To this end, the cage 83 encloses the conveyor 1 so closely from the turning point on that the solid cylinders 120 are held by friction between the conveyor 1 and an inner top wall 830 of the cage 83. Furthermore, a portion of the inner top wall 830 has a tooth profile 8301 inclined in the direction of the guide plate 2 and running diagonally to the direction of transport. Due to the force-locking connection between the solid cylinder 120 and the inner top wall 830 or the tooth profile 8301, an elastic counter-profile is impressed into a jacket surface 1206 of the solid cylinder 120, and the latter is rotated so as to move perpendicular to the direction of transport and toward the guide plate 2. The force-locking connection and tooth profile 8301 are provided in such a way that the solid cylinder 120 only moves so far outward that there is a slight distance between the end surface 1204 of the solid cylinder 120 and the guide plate 2 and a thin piece of mail 3 can be lightly held. With thick pieces of mail 3, the cylinders slide back in adjustment.

FIG. 14 represents the prevailing conditions at the rear reversing zone of the conveyor 1. In this case, a cage 84 encloses the conveyor 1 and the cage likewise prevents the solid cylinders 120 from falling out of the clamping jaws 1205 while also serving as a deflecting element. To this end, an inner side wall 841 adjacent the guide plate 2 is angled outward.

The loose solid cylinders 120 slide with their end surface 1204 along the inner side wall 841 and are thus pushed so far outward that the thickest permissible piece of mail 3 easily fits between the end surface 1204 and the guide plate 2, and is thus released.

An inner top wall 840 of the cage 84 is at such a distance from the conveyor 1 as to ensure that the solid cylinders 120 are loosely held. The cage 84 encloses a sufficient length of the conveyor 1 to ensure that the solid cylinders 120 are again clamped between the clamping jaws 1205 as they leave the reversing zone.

Patent Citations
Cited PatentFiling datePublication dateApplicantTitle

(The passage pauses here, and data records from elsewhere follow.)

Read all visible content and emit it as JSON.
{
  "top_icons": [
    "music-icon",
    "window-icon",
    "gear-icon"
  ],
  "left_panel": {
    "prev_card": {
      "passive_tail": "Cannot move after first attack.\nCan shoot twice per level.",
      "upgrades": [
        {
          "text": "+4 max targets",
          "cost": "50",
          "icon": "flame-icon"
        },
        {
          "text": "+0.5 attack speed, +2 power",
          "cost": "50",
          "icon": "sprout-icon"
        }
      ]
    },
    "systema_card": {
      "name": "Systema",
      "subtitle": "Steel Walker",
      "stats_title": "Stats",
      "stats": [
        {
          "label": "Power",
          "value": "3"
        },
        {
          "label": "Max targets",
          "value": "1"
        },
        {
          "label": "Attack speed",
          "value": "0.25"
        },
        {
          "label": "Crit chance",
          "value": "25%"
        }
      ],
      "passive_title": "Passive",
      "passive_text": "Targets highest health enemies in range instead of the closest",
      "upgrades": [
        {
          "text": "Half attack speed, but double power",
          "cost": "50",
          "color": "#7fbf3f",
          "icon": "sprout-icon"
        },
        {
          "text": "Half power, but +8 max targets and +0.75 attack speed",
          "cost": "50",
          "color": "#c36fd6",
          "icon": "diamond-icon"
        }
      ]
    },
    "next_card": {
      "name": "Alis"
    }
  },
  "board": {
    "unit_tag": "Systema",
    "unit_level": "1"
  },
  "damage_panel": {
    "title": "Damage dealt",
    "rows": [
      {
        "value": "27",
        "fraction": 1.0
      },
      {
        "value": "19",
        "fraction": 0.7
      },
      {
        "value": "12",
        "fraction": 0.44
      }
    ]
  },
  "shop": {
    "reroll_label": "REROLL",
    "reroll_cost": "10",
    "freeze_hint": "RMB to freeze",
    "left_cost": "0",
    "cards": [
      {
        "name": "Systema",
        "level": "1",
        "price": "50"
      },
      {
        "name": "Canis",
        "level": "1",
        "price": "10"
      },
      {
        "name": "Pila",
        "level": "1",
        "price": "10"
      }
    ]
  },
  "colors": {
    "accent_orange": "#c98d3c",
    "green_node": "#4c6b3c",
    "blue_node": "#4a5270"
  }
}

US5025386Oct 25, 1988Jun 18, 1991Pavo PusicAutomated mail collecting and telecommunication machine II
US5467709Dec 22, 1994Nov 21, 1995Pitney Bowes Inc.Mailing machine utilizing ink jet printer

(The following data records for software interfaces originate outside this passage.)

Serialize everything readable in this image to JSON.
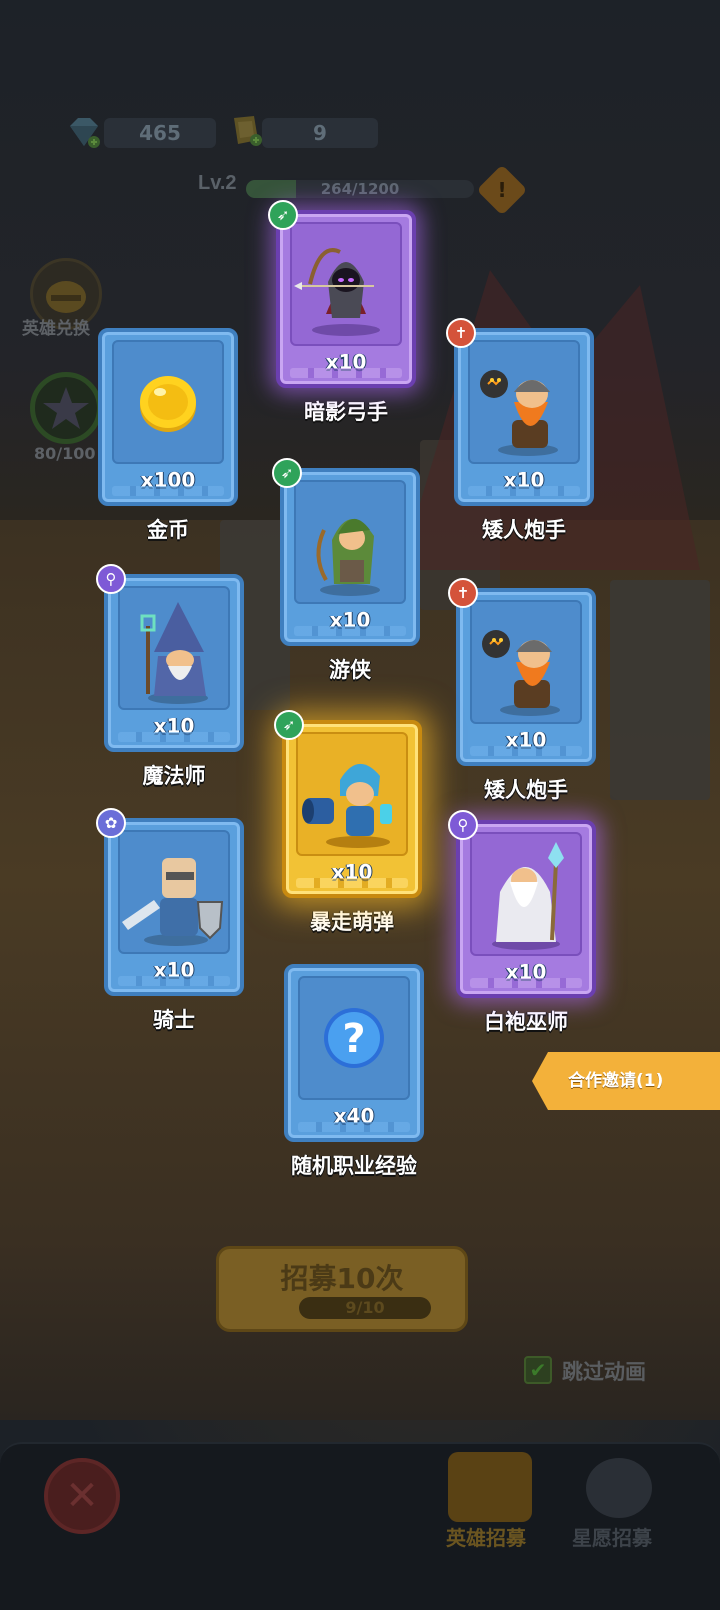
{
  "resources": {
    "gems": "465",
    "tickets": "9"
  },
  "level": {
    "label": "Lv.2",
    "xp_text": "264/1200",
    "xp_progress": 0.22
  },
  "side": {
    "hero_exchange_label": "英雄兑换",
    "star_progress_label": "80/100"
  },
  "rewards": [
    {
      "id": "shadow-archer",
      "name": "暗影弓手",
      "count": "x10",
      "rarity": "purple",
      "badge": "bow-icon"
    },
    {
      "id": "gold",
      "name": "金币",
      "count": "x100",
      "rarity": "blue",
      "badge": ""
    },
    {
      "id": "dwarf-gunner-1",
      "name": "矮人炮手",
      "count": "x10",
      "rarity": "blue",
      "badge": "fire-icon"
    },
    {
      "id": "ranger",
      "name": "游侠",
      "count": "x10",
      "rarity": "blue",
      "badge": "bow-icon"
    },
    {
      "id": "mage",
      "name": "魔法师",
      "count": "x10",
      "rarity": "blue",
      "badge": "magic-icon"
    },
    {
      "id": "dwarf-gunner-2",
      "name": "矮人炮手",
      "count": "x10",
      "rarity": "blue",
      "badge": "fire-icon"
    },
    {
      "id": "rampage-cannon",
      "name": "暴走萌弹",
      "count": "x10",
      "rarity": "gold",
      "badge": "bow-icon"
    },
    {
      "id": "knight",
      "name": "骑士",
      "count": "x10",
      "rarity": "blue",
      "badge": "paw-icon"
    },
    {
      "id": "white-wizard",
      "name": "白袍巫师",
      "count": "x10",
      "rarity": "purple",
      "badge": "magic-icon"
    },
    {
      "id": "random-exp",
      "name": "随机职业经验",
      "count": "x40",
      "rarity": "blue",
      "badge": ""
    }
  ],
  "invite": {
    "label": "合作邀请(1)"
  },
  "recruit": {
    "label": "招募10次",
    "progress": "9/10"
  },
  "skip": {
    "label": "跳过动画",
    "checked": true
  },
  "tabs": [
    {
      "label": "英雄招募",
      "active": true
    },
    {
      "label": "星愿招募",
      "active": false
    }
  ],
  "colors": {
    "blue_card": "#5a9fdd",
    "purple_card": "#a57be0",
    "gold_card": "#f2c235",
    "accent_orange": "#f3b13a"
  }
}
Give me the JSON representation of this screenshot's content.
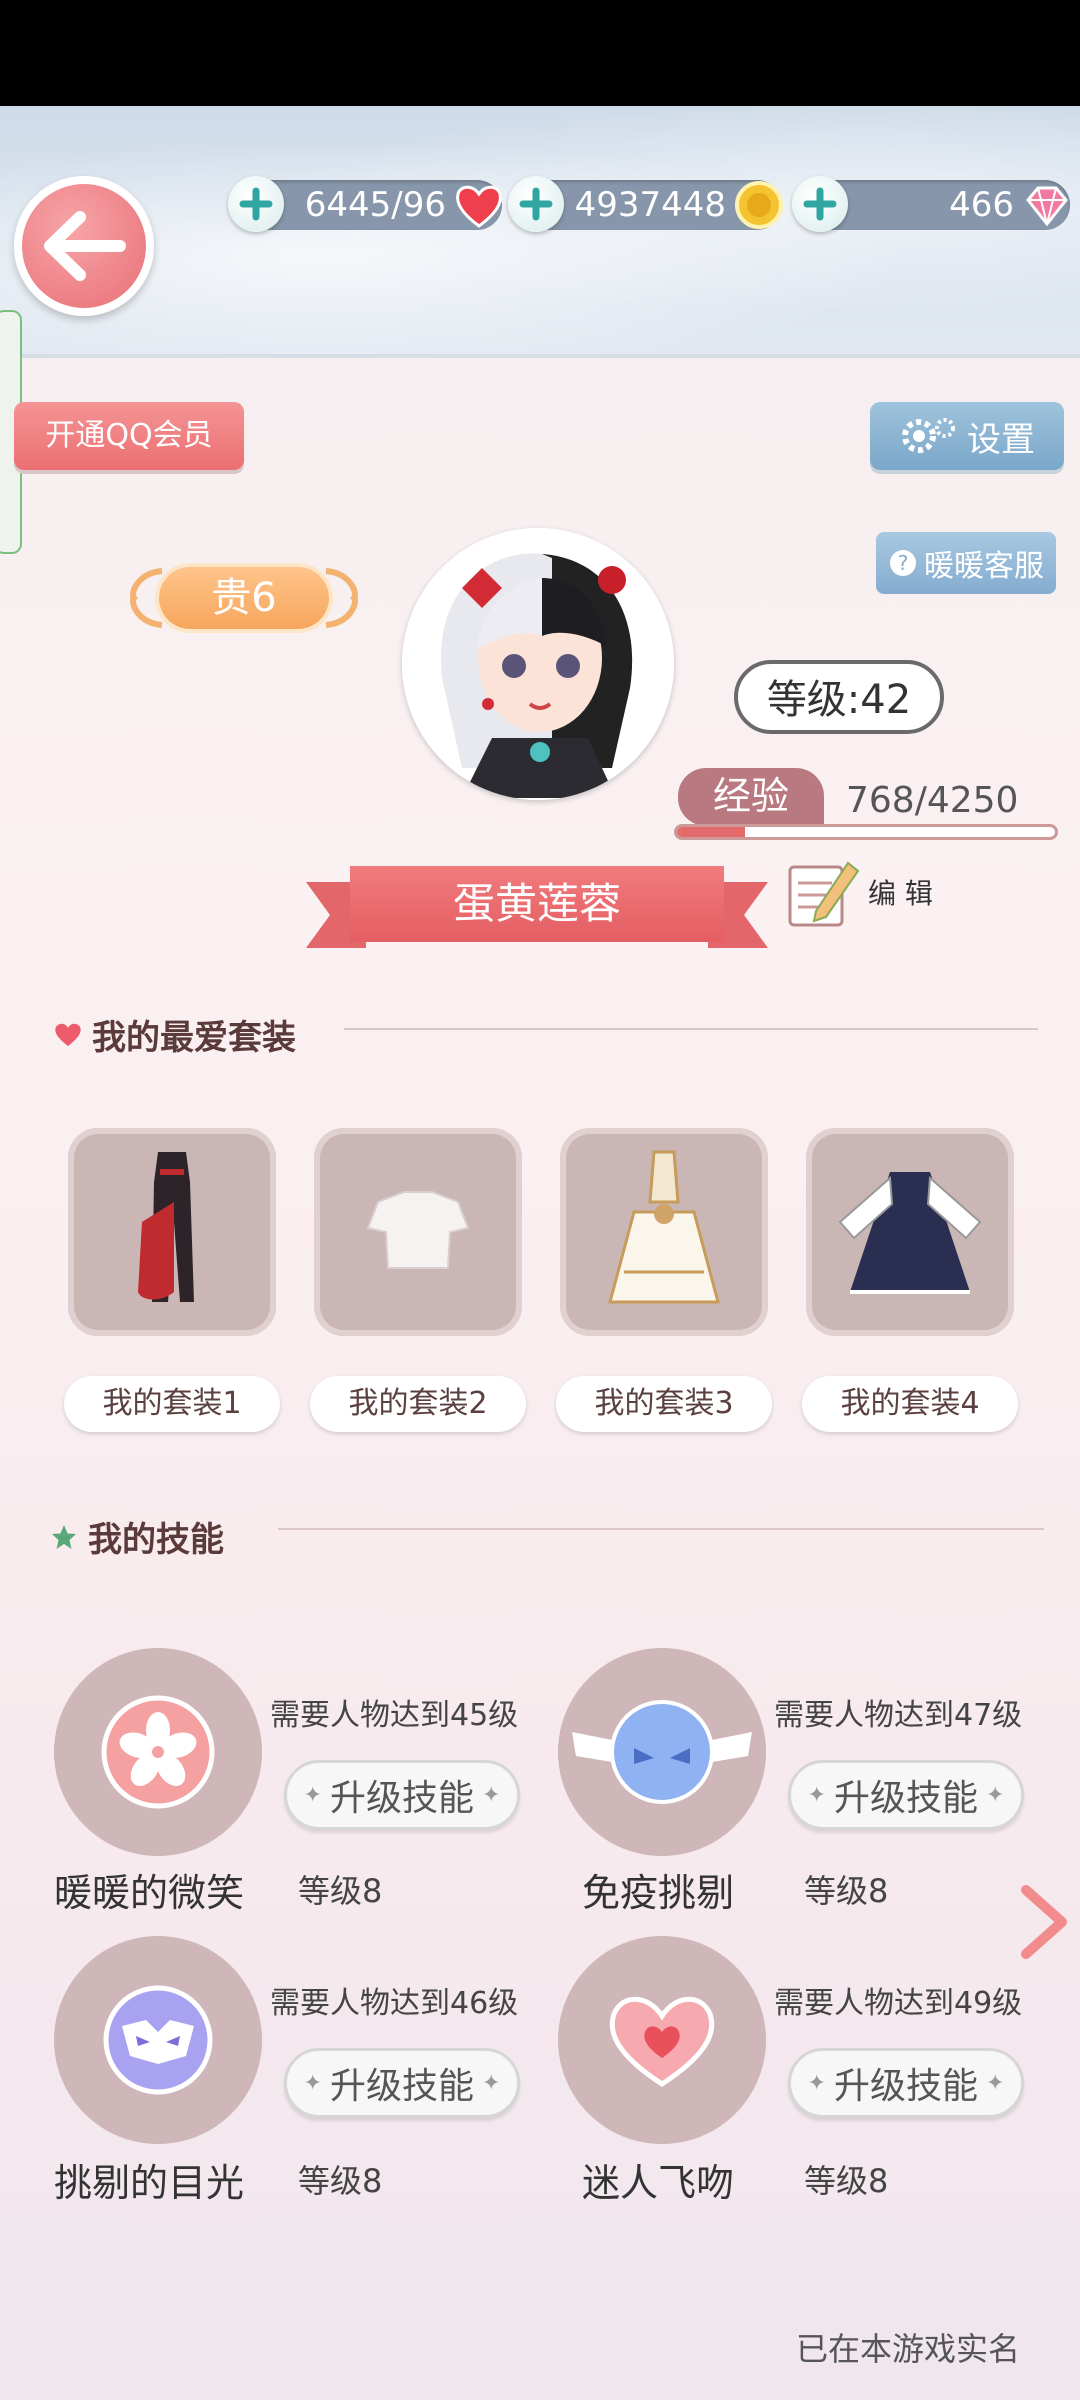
{
  "header": {
    "currencies": [
      {
        "value": "6445/96",
        "icon": "heart-icon"
      },
      {
        "value": "4937448",
        "icon": "gold-coin-icon"
      },
      {
        "value": "466",
        "icon": "diamond-icon"
      }
    ]
  },
  "buttons": {
    "qq_member": "开通QQ会员",
    "settings": "设置",
    "customer_service": "暖暖客服"
  },
  "profile": {
    "vip": "贵6",
    "level": "等级:42",
    "exp_label": "经验",
    "exp_value": "768/4250",
    "exp_progress": 0.18,
    "name": "蛋黄莲蓉",
    "edit": "编 辑"
  },
  "favorites": {
    "title": "我的最爱套装",
    "items": [
      {
        "label": "我的套装1"
      },
      {
        "label": "我的套装2"
      },
      {
        "label": "我的套装3"
      },
      {
        "label": "我的套装4"
      }
    ]
  },
  "skills": {
    "title": "我的技能",
    "upgrade_label": "升级技能",
    "items": [
      {
        "name": "暖暖的微笑",
        "requirement": "需要人物达到45级",
        "level": "等级8",
        "icon": "sakura-icon"
      },
      {
        "name": "免疫挑剔",
        "requirement": "需要人物达到47级",
        "level": "等级8",
        "icon": "winged-mask-icon"
      },
      {
        "name": "挑剔的目光",
        "requirement": "需要人物达到46级",
        "level": "等级8",
        "icon": "mask-icon"
      },
      {
        "name": "迷人飞吻",
        "requirement": "需要人物达到49级",
        "level": "等级8",
        "icon": "heart-kiss-icon"
      }
    ]
  },
  "footer": {
    "realname": "已在本游戏实名"
  },
  "colors": {
    "accent_red": "#e45e62",
    "settings_blue": "#7aa7c9",
    "vip_orange": "#f6a65d"
  }
}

US5880747 *Jan 31, 1997Mar 9, 1999Francotyp-Postalia Aktiengesellschaft Und Co.Device for printing to stock standing on edge
GB2272401A Title not available

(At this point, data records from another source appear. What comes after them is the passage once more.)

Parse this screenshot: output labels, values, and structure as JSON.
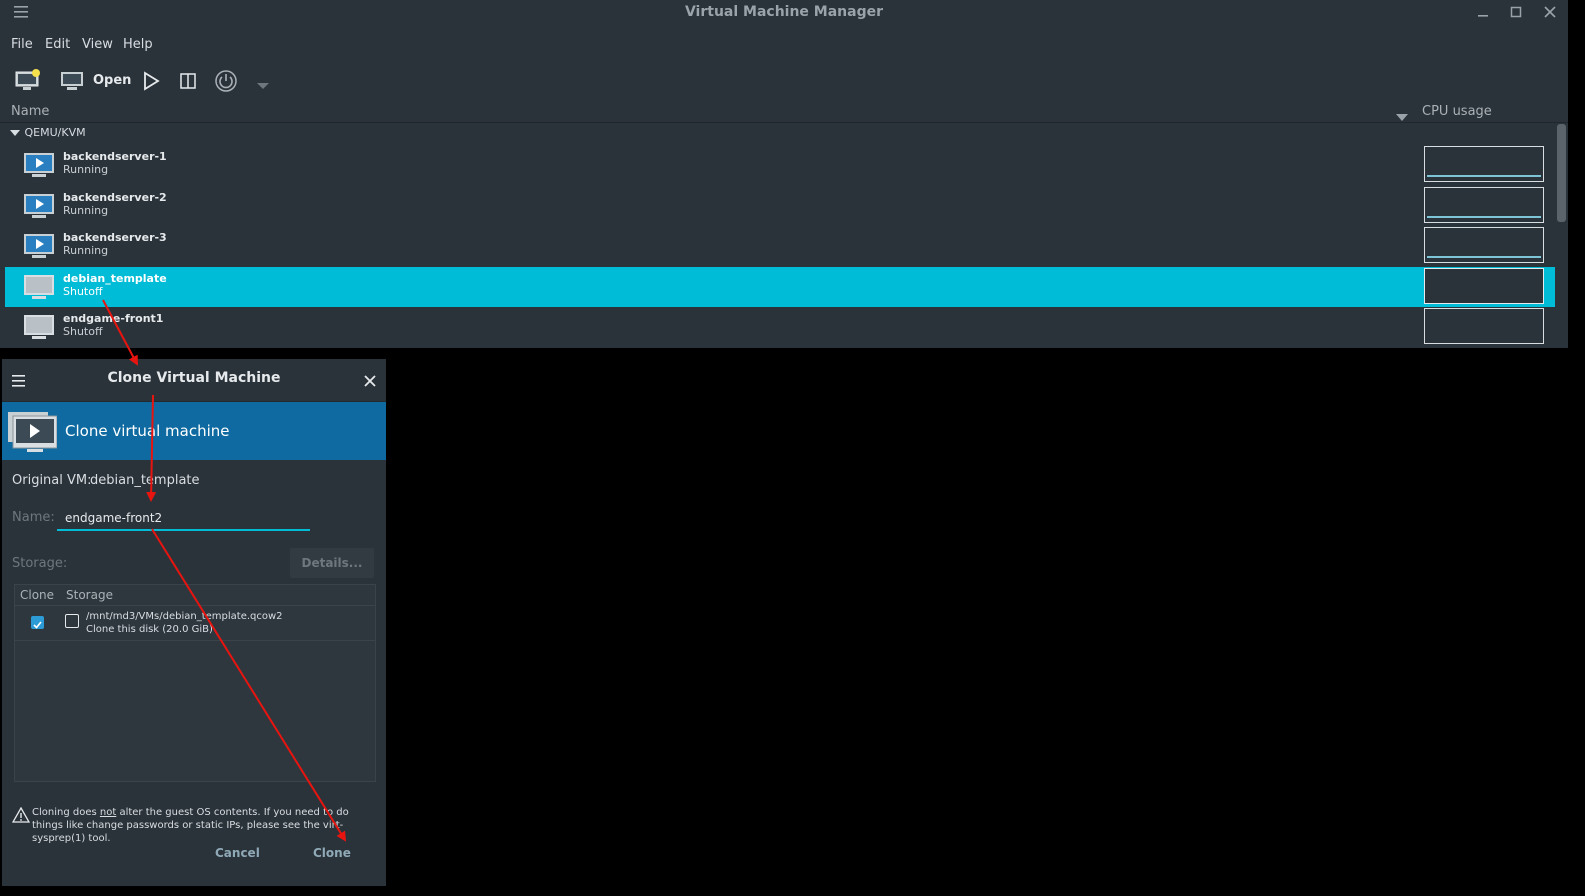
{
  "main_window": {
    "title": "Virtual Machine Manager",
    "menu": [
      "File",
      "Edit",
      "View",
      "Help"
    ],
    "toolbar": {
      "open_label": "Open"
    },
    "list_header": {
      "name": "Name",
      "cpu": "CPU usage"
    },
    "group": "QEMU/KVM",
    "vms": [
      {
        "name": "backendserver-1",
        "state": "Running"
      },
      {
        "name": "backendserver-2",
        "state": "Running"
      },
      {
        "name": "backendserver-3",
        "state": "Running"
      },
      {
        "name": "debian_template",
        "state": "Shutoff"
      },
      {
        "name": "endgame-front1",
        "state": "Shutoff"
      }
    ]
  },
  "clone_dialog": {
    "title": "Clone Virtual Machine",
    "banner": "Clone virtual machine",
    "original_label": "Original VM:",
    "original_value": "debian_template",
    "name_label": "Name:",
    "name_value": "endgame-front2",
    "storage_label": "Storage:",
    "details_button": "Details...",
    "table_headers": {
      "clone": "Clone",
      "storage": "Storage"
    },
    "disk_path": "/mnt/md3/VMs/debian_template.qcow2",
    "disk_desc": "Clone this disk (20.0 GiB)",
    "warning_pre": "Cloning does ",
    "warning_not": "not",
    "warning_post": " alter the guest OS contents. If you need to do things like change passwords or static IPs, please see the virt-sysprep(1) tool.",
    "cancel_button": "Cancel",
    "clone_button": "Clone"
  },
  "colors": {
    "selection": "#00bcd6",
    "banner": "#0e6aa0",
    "annotation_arrow": "#e8140f"
  }
}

Non-Patent Citations
Reference
1International Publication No. WO 90/01742 (Pusic), dated Feb. 22, 1990.
2International Publication No. WO 90/04824 (Pusic), dated May 3, 1990.
Referenced by
Citing PatentFiling datePublication dateApplicantTitle
US8152291Oct 25, 2007Apr 10, 2012Atlantic Zeiser GmbhDevice for printing two-dimensional parts, particularly plastic cards
WO2008055466A1 *Oct 25, 2007May 15, 2008Atlantic Zeiser GmbhDevice for printing two-dimensional parts, particularly plastic cards
Classifications
U.S. Classification347/4
International ClassificationG07B17/00, B41J13/12
Cooperative ClassificationG07B17/00467, B41J13/12
European ClassificationB41J13/12, G07B17/00F1
Legal Events
DateCodeEventDescription
Nov 24, 2009FPExpired due to failure to pay maintenance fee
Effective date: 20091002
Oct 2, 2009LAPSLapse for failure to pay maintenance fees
Apr 13, 2009REMIMaintenance fee reminder mailed
Aug 31, 2005FPAYFee payment
Year of fee payment: 4
Aug 31, 2005SULPSurcharge for late payment
Apr 20, 2005REMIMaintenance fee reminder mailed
May 24, 2004ASAssignment
Owner name: DIGITAL GRAPHICS INCORPORATION, KOREA, REPUBLIC OF
Free format text: ASSIGNMENT OF ASSIGNORS INTEREST;ASSIGNOR:FRANCOTYP POSTALIA AG & CO.;REEL/FRAME:015348/0354
Effective date: 20040308
Owner name: DIGITAL GRAPHICS INCORPORATION 517, DEOKERI, HOECH
Free format text: ASSIGNMENT OF ASSIGNORS INTEREST;ASSIGNOR:FRANCOTYP POSTALIA AG & CO. /AR;REEL/FRAME:015348/0354